I still use Adobe InDesign because my older books were designed in it and occasionally I have to make corrections or updates. InDesign is a book design application and the de-facto standard used by professional book designers. It’s expensive and difficult to learn but extremely flexible, giving the designer ultimate control over ebook and print book design.

Self-publishers like me had to learn InDesign before all the easy-to-use solutions were developed. InDesign is part of the Adobe Creative Suite, which also includes Photoshop, Illustrator, and other applications pro designers are trained to use.

If you have a serious budget for your book and want a real pro to design it for you, make sure the designer is using the latest version of InDesign.

Honestly, though, I think you’ll like Blurb’s new BookWright tool to create print books and fixed-layout EPUBs for the tablet computers and in print.


Google Docs is Google’s version of the Microsoft Office suite in the cloud. Google Drive is the storage part of the equation. Drive gives you 15MG of storage free, but for an additional $5 a month you get 100GB more to store, sync and share documents, images, videos and other data, which you can access from any of your devices. If you’re not backing up to the cloud – and you should – this is a really good deal.


Pressbooks is a publishing tool that produces beautifully-designed ebook files and print-ready PDFs. It’s built on the open source WordPress blogging platform so if you’re blogging on WordPress you already know how to use it. I’ve created several books and booklets with Pressbooks, including my How to Self-Publish title with PBS MediaShift.

I like their blog-to-book import feature, which is awesome for creating the first draft of a book from a series of blog posts (as suggested by Nina Amir http://howtoblogabook.com).
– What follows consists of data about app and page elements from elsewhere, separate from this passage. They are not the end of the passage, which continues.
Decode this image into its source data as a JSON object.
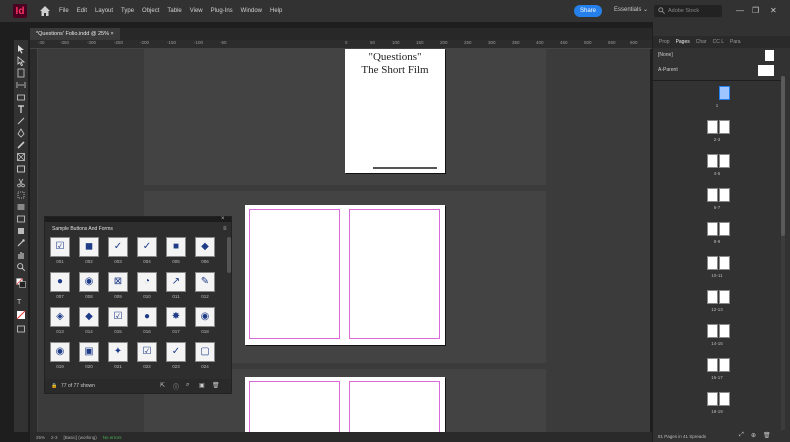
{
  "app": {
    "logo": "Id"
  },
  "menu": [
    "File",
    "Edit",
    "Layout",
    "Type",
    "Object",
    "Table",
    "View",
    "Plug-Ins",
    "Window",
    "Help"
  ],
  "toolbar_right": {
    "share": "Share",
    "workspace": "Essentials ⌄",
    "stock_placeholder": "Adobe Stock"
  },
  "document": {
    "tab_title": "*Questions' Folio.indd @ 25% ×"
  },
  "ruler": [
    "-40",
    "-350",
    "-300",
    "-250",
    "-200",
    "-150",
    "-100",
    "-50",
    "0",
    "50",
    "100",
    "150",
    "200",
    "250",
    "300",
    "350",
    "400",
    "450",
    "500",
    "550",
    "600",
    "650"
  ],
  "page1": {
    "line1": "\"Questions\"",
    "line2": "The Short Film"
  },
  "library": {
    "title": "Sample Buttons And Forms",
    "items": [
      {
        "label": "001",
        "glyph": "☑"
      },
      {
        "label": "002",
        "glyph": "◼"
      },
      {
        "label": "003",
        "glyph": "✓"
      },
      {
        "label": "004",
        "glyph": "✓"
      },
      {
        "label": "005",
        "glyph": "■"
      },
      {
        "label": "006",
        "glyph": "◆"
      },
      {
        "label": "007",
        "glyph": "●"
      },
      {
        "label": "008",
        "glyph": "◉"
      },
      {
        "label": "009",
        "glyph": "⊠"
      },
      {
        "label": "010",
        "glyph": "◔"
      },
      {
        "label": "011",
        "glyph": "↗"
      },
      {
        "label": "012",
        "glyph": "✎"
      },
      {
        "label": "013",
        "glyph": "◈"
      },
      {
        "label": "014",
        "glyph": "◆"
      },
      {
        "label": "015",
        "glyph": "☑"
      },
      {
        "label": "016",
        "glyph": "●"
      },
      {
        "label": "017",
        "glyph": "✸"
      },
      {
        "label": "018",
        "glyph": "◉"
      },
      {
        "label": "019",
        "glyph": "◉"
      },
      {
        "label": "020",
        "glyph": "▣"
      },
      {
        "label": "021",
        "glyph": "✦"
      },
      {
        "label": "022",
        "glyph": "☑"
      },
      {
        "label": "023",
        "glyph": "✓"
      },
      {
        "label": "024",
        "glyph": "▢"
      }
    ],
    "footer": "77 of 77 shown"
  },
  "pages_panel": {
    "tabs": [
      "Prop",
      "Pages",
      "Char",
      "CC L",
      "Para"
    ],
    "masters": [
      "[None]",
      "A-Parent"
    ],
    "pages": [
      {
        "label": "1"
      },
      {
        "label": "2-3"
      },
      {
        "label": "4-5"
      },
      {
        "label": "6-7"
      },
      {
        "label": "8-9"
      },
      {
        "label": "10-11"
      },
      {
        "label": "12-13"
      },
      {
        "label": "14-15"
      },
      {
        "label": "16-17"
      },
      {
        "label": "18-19"
      }
    ],
    "status": "81 Pages in 41 Spreads"
  },
  "statusbar": {
    "zoom": "25%",
    "page": "2-3",
    "preflight": "[Basic] (working)",
    "errors": "No errors"
  },
  "colors": {
    "accent": "#2680eb",
    "logo_bg": "#49021f",
    "logo_fg": "#ff3366",
    "margin": "#d96ad9"
  }
}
Pressbooks provides a large selection of beautifully designed interior book templates in CSS (style sheets for web pages). You can export to PDF, EPUB and MOBI for free with a watermark so you can play around with it for free.

To remove the watermark costs $25 for ebooks and $100 for ebook and print. If you’re intimidated by Pressbooks start small by using it to create a giveaway booklet for your email newsletter subscribers.
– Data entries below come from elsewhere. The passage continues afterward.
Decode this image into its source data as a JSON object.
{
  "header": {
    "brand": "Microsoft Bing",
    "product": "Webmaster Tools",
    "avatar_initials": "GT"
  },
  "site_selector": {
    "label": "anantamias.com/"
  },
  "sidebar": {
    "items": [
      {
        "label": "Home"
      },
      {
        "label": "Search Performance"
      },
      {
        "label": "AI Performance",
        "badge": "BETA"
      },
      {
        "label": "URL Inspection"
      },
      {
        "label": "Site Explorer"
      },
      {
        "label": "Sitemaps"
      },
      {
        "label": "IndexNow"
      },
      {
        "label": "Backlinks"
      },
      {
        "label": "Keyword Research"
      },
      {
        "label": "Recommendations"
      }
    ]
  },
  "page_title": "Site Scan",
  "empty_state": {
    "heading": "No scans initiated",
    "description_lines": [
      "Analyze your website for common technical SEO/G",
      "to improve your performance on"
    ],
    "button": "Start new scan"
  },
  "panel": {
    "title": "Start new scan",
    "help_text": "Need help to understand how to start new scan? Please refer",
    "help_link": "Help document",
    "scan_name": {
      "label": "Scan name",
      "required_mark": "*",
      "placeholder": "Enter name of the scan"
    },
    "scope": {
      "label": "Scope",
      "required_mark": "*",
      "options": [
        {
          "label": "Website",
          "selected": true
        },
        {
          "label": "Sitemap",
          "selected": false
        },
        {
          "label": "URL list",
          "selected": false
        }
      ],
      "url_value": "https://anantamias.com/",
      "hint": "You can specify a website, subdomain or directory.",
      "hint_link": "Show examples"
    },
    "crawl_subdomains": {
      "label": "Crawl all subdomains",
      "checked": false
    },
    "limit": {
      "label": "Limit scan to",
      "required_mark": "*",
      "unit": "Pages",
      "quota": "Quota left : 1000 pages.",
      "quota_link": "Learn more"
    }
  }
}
Find my interview with Pressbooks on the Author Friendly Podcast.

Pressbooks Author Friendly Podcast


Draft is a writing, editing, collaboration and publishing tool in the cloud. I really like that each contributor’s changes show up in different colors with accept and reject options. You can mark major revisions to your document, you can find and revert to previous versions, you can import docs from Dropbox, Evernote, Box, and Google Drive, and you can publish directly to places like WordPress, Tumblr, LinkedIn and even MailChimp.

Nate at Draft has provided a handy Chrome extension that lets you turn any text area on the web into something you can write and edit with Draft.
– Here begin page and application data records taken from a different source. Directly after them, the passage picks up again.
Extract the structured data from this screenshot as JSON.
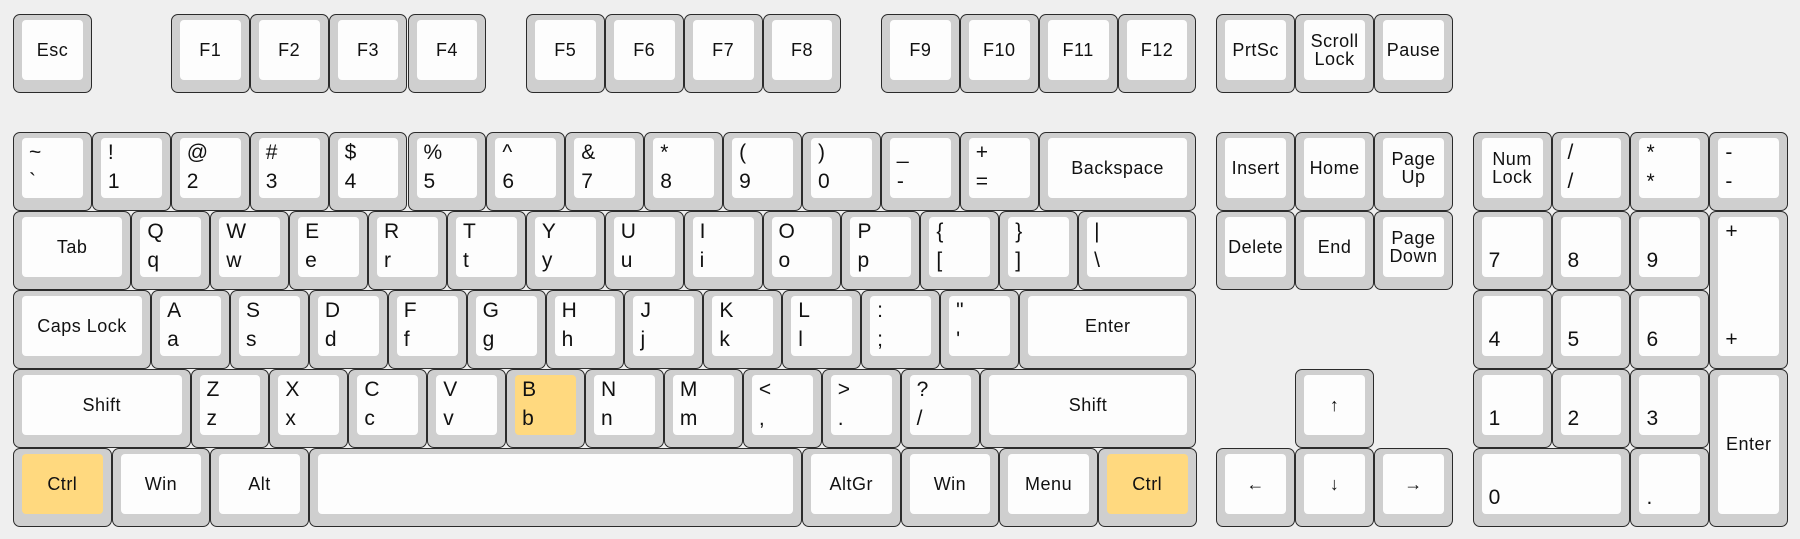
{
  "highlight_color": "#ffd97f",
  "keys": [
    {
      "label": "Esc"
    },
    {
      "label": "F1"
    },
    {
      "label": "F2"
    },
    {
      "label": "F3"
    },
    {
      "label": "F4"
    },
    {
      "label": "F5"
    },
    {
      "label": "F6"
    },
    {
      "label": "F7"
    },
    {
      "label": "F8"
    },
    {
      "label": "F9"
    },
    {
      "label": "F10"
    },
    {
      "label": "F11"
    },
    {
      "label": "F12"
    },
    {
      "label": "PrtSc"
    },
    {
      "label": "Scroll\nLock"
    },
    {
      "label": "Pause"
    },
    {
      "top": "~",
      "bottom": "`"
    },
    {
      "top": "!",
      "bottom": "1"
    },
    {
      "top": "@",
      "bottom": "2"
    },
    {
      "top": "#",
      "bottom": "3"
    },
    {
      "top": "$",
      "bottom": "4"
    },
    {
      "top": "%",
      "bottom": "5"
    },
    {
      "top": "^",
      "bottom": "6"
    },
    {
      "top": "&",
      "bottom": "7"
    },
    {
      "top": "*",
      "bottom": "8"
    },
    {
      "top": "(",
      "bottom": "9"
    },
    {
      "top": ")",
      "bottom": "0"
    },
    {
      "top": "_",
      "bottom": "-"
    },
    {
      "top": "+",
      "bottom": "="
    },
    {
      "label": "Backspace"
    },
    {
      "label": "Insert"
    },
    {
      "label": "Home"
    },
    {
      "label": "Page\nUp"
    },
    {
      "label": "Num\nLock"
    },
    {
      "top": "/",
      "bottom": "/"
    },
    {
      "top": "*",
      "bottom": "*"
    },
    {
      "top": "-",
      "bottom": "-"
    },
    {
      "label": "Tab"
    },
    {
      "top": "Q",
      "bottom": "q"
    },
    {
      "top": "W",
      "bottom": "w"
    },
    {
      "top": "E",
      "bottom": "e"
    },
    {
      "top": "R",
      "bottom": "r"
    },
    {
      "top": "T",
      "bottom": "t"
    },
    {
      "top": "Y",
      "bottom": "y"
    },
    {
      "top": "U",
      "bottom": "u"
    },
    {
      "top": "I",
      "bottom": "i"
    },
    {
      "top": "O",
      "bottom": "o"
    },
    {
      "top": "P",
      "bottom": "p"
    },
    {
      "top": "{",
      "bottom": "["
    },
    {
      "top": "}",
      "bottom": "]"
    },
    {
      "top": "|",
      "bottom": "\\"
    },
    {
      "label": "Delete"
    },
    {
      "label": "End"
    },
    {
      "label": "Page\nDown"
    },
    {
      "top": "",
      "bottom": "7"
    },
    {
      "top": "",
      "bottom": "8"
    },
    {
      "top": "",
      "bottom": "9"
    },
    {
      "top": "+",
      "bottom": "+"
    },
    {
      "label": "Caps Lock"
    },
    {
      "top": "A",
      "bottom": "a"
    },
    {
      "top": "S",
      "bottom": "s"
    },
    {
      "top": "D",
      "bottom": "d"
    },
    {
      "top": "F",
      "bottom": "f"
    },
    {
      "top": "G",
      "bottom": "g"
    },
    {
      "top": "H",
      "bottom": "h"
    },
    {
      "top": "J",
      "bottom": "j"
    },
    {
      "top": "K",
      "bottom": "k"
    },
    {
      "top": "L",
      "bottom": "l"
    },
    {
      "top": ":",
      "bottom": ";"
    },
    {
      "top": "\"",
      "bottom": "'"
    },
    {
      "label": "Enter"
    },
    {
      "top": "",
      "bottom": "4"
    },
    {
      "top": "",
      "bottom": "5"
    },
    {
      "top": "",
      "bottom": "6"
    },
    {
      "label": "Shift"
    },
    {
      "top": "Z",
      "bottom": "z"
    },
    {
      "top": "X",
      "bottom": "x"
    },
    {
      "top": "C",
      "bottom": "c"
    },
    {
      "top": "V",
      "bottom": "v"
    },
    {
      "top": "B",
      "bottom": "b",
      "highlighted": true
    },
    {
      "top": "N",
      "bottom": "n"
    },
    {
      "top": "M",
      "bottom": "m"
    },
    {
      "top": "<",
      "bottom": ","
    },
    {
      "top": ">",
      "bottom": "."
    },
    {
      "top": "?",
      "bottom": "/"
    },
    {
      "label": "Shift"
    },
    {
      "label": "↑"
    },
    {
      "top": "",
      "bottom": "1"
    },
    {
      "top": "",
      "bottom": "2"
    },
    {
      "top": "",
      "bottom": "3"
    },
    {
      "label": "Enter"
    },
    {
      "label": "Ctrl",
      "highlighted": true
    },
    {
      "label": "Win"
    },
    {
      "label": "Alt"
    },
    {
      "label": ""
    },
    {
      "label": "AltGr"
    },
    {
      "label": "Win"
    },
    {
      "label": "Menu"
    },
    {
      "label": "Ctrl",
      "highlighted": true
    },
    {
      "label": "←"
    },
    {
      "label": "↓"
    },
    {
      "label": "→"
    },
    {
      "top": "",
      "bottom": "0"
    },
    {
      "top": "",
      "bottom": "."
    }
  ]
}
You can email a document to your Draft account using a secret address, you can create a simple presentation, comment-out segments of writing, and there’s a simplify robot that catches common words, duplicate words, and it also attempts to detect and delete unimportant sentences, all with your permission, of course.

There are even more features include an audio-video transcription tool, analytics, and website builder tool. Hemingway mode provides a writing-only environment. No editing until later! (You know the rule… Write drunk, edit sober.)


There are so many more writing, editing and publishing tools you might add to your writer’s toolbox. What have I missed, and what are your favorites? I’d love to hear from you. Just put your thoughts in the Comments below.


The Consumers Guide for Self-Publishers reviews these and many other tools, services, and products for your writing and publishing journey. 

Carla King

Carla King is a travel and technology writer turned author and self-publishing expert. She started self-publishing in 1995 and founded the Self-Pub Boot Camp series of educational books, workshops, and online courses in 2010. She runs the self-publishing and technology track at the San Francisco Writers Conference and a series of online courses at www.selfpubbootcampcourses.com.